(Work order):
Which lines of the entries contain the word "content"? Please list them.

(Source data):

----

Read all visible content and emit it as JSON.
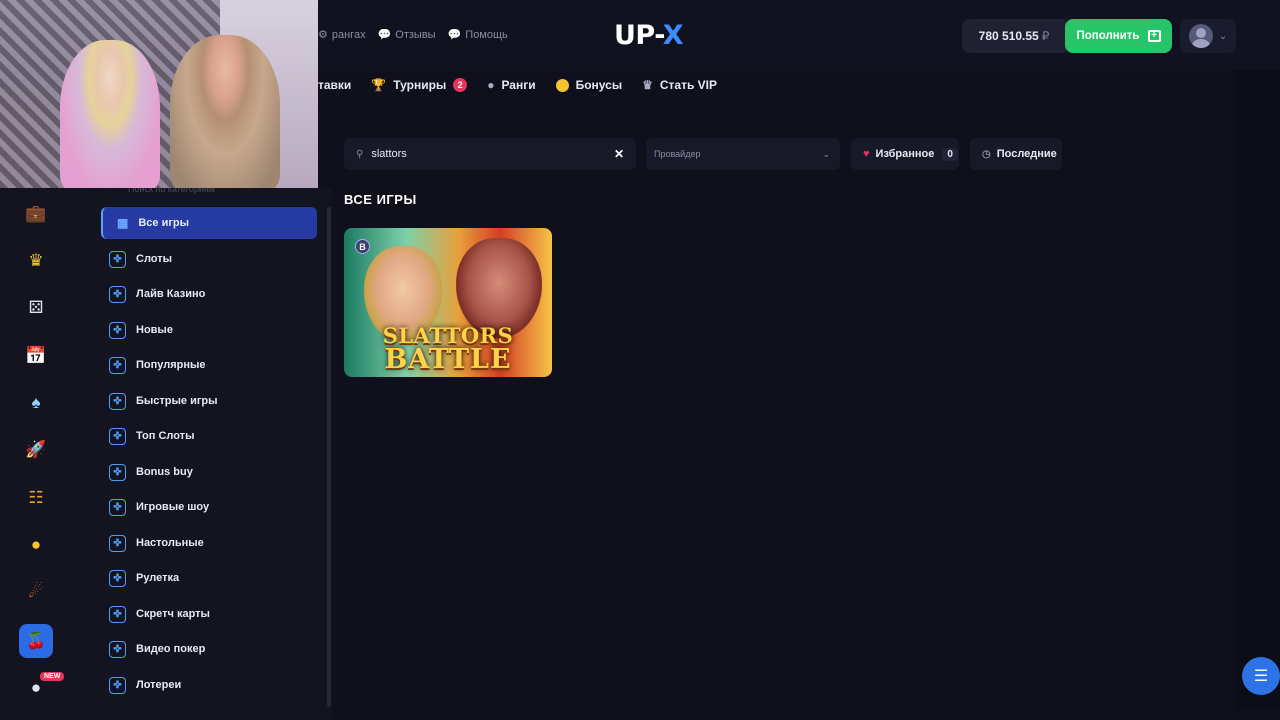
{
  "header": {
    "links": [
      {
        "icon": "rank-icon",
        "label": "рангах"
      },
      {
        "icon": "reviews-icon",
        "label": "Отзывы"
      },
      {
        "icon": "help-icon",
        "label": "Помощь"
      }
    ],
    "logo": {
      "up": "UP-",
      "x": "X"
    },
    "balance": "780 510.55",
    "currency": "₽",
    "deposit_label": "Пополнить"
  },
  "nav": {
    "bets_label": "тавки",
    "tournaments_label": "Турниры",
    "tournaments_badge": "2",
    "ranks_label": "Ранги",
    "bonuses_label": "Бонусы",
    "vip_label": "Стать VIP"
  },
  "filters": {
    "search_value": "slattors",
    "provider_placeholder": "Провайдер",
    "favorites_label": "Избранное",
    "favorites_count": "0",
    "recent_label": "Последние"
  },
  "sidebar": {
    "hidden_label": "Поиск по категориям",
    "categories": [
      {
        "label": "Все игры"
      },
      {
        "label": "Слоты"
      },
      {
        "label": "Лайв Казино"
      },
      {
        "label": "Новые"
      },
      {
        "label": "Популярные"
      },
      {
        "label": "Быстрые игры"
      },
      {
        "label": "Топ Слоты"
      },
      {
        "label": "Bonus buy"
      },
      {
        "label": "Игровые шоу"
      },
      {
        "label": "Настольные"
      },
      {
        "label": "Рулетка"
      },
      {
        "label": "Скретч карты"
      },
      {
        "label": "Видео покер"
      },
      {
        "label": "Лотереи"
      }
    ],
    "new_tag": "NEW"
  },
  "main": {
    "section_title": "ВСЕ ИГРЫ",
    "games": [
      {
        "title_line1": "SLATTORS",
        "title_line2": "BATTLE",
        "badge": "B"
      }
    ]
  }
}
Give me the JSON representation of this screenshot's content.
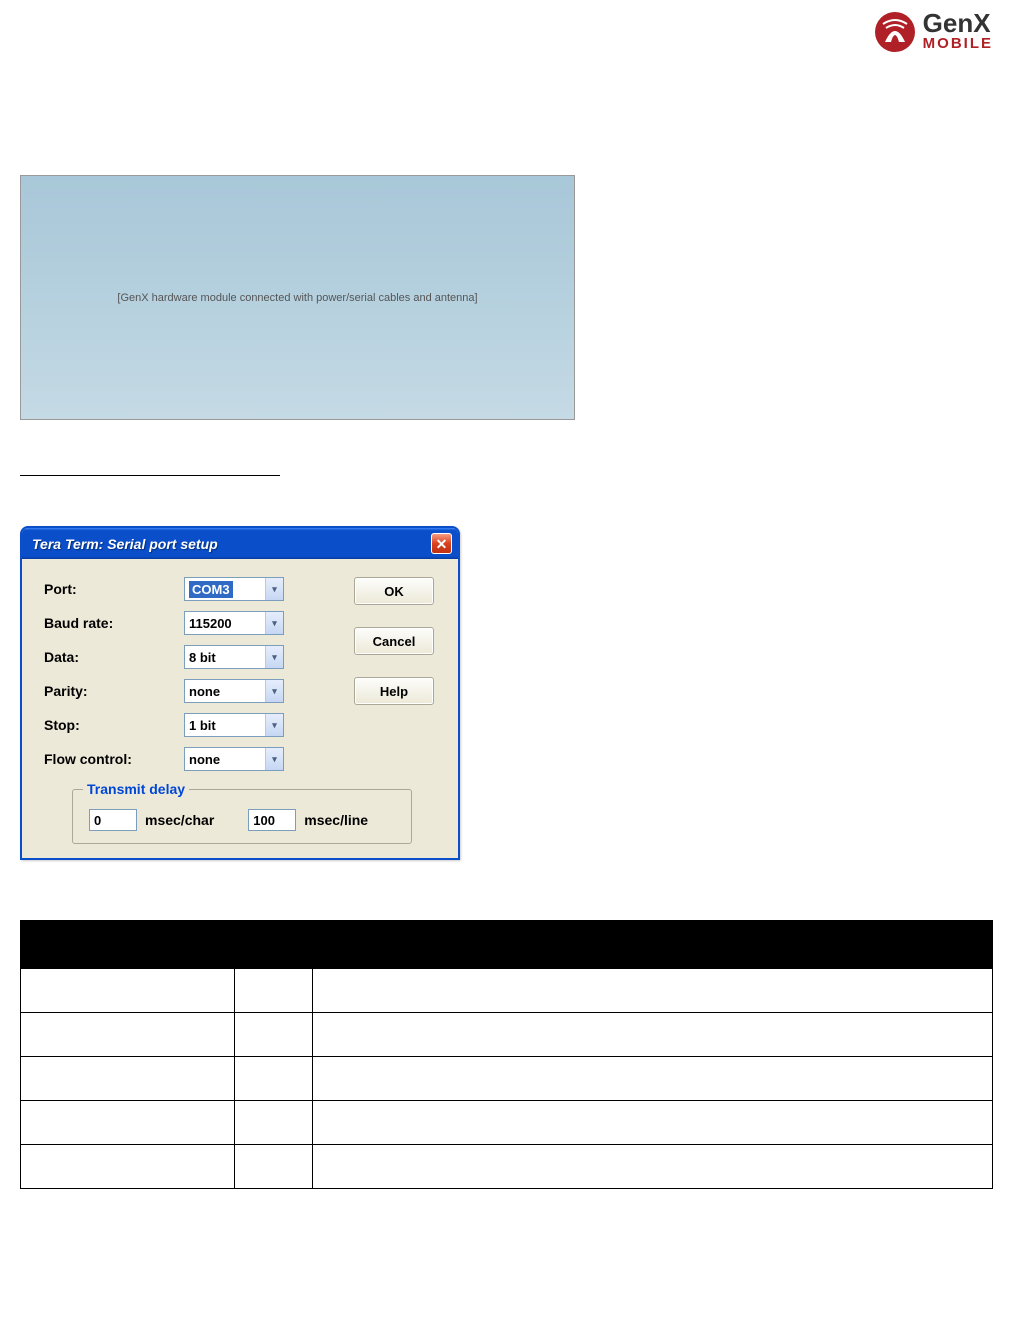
{
  "logo": {
    "main": "GenX",
    "sub": "MOBILE"
  },
  "hardware_photo_alt": "[GenX hardware module connected with power/serial cables and antenna]",
  "dialog": {
    "title": "Tera Term: Serial port setup",
    "close": "✕",
    "fields": {
      "port": {
        "label": "Port:",
        "value": "COM3"
      },
      "baud": {
        "label": "Baud rate:",
        "value": "115200"
      },
      "data": {
        "label": "Data:",
        "value": "8 bit"
      },
      "parity": {
        "label": "Parity:",
        "value": "none"
      },
      "stop": {
        "label": "Stop:",
        "value": "1 bit"
      },
      "flow": {
        "label": "Flow control:",
        "value": "none"
      }
    },
    "transmit_delay": {
      "legend": "Transmit delay",
      "char_value": "0",
      "char_label": "msec/char",
      "line_value": "100",
      "line_label": "msec/line"
    },
    "buttons": {
      "ok": "OK",
      "cancel": "Cancel",
      "help": "Help"
    }
  },
  "table": {
    "rows": 5,
    "cols": 3
  }
}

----

(Exercise response):
Read all visible content and emit it as JSON.
Give me the JSON representation of this screenshot's content.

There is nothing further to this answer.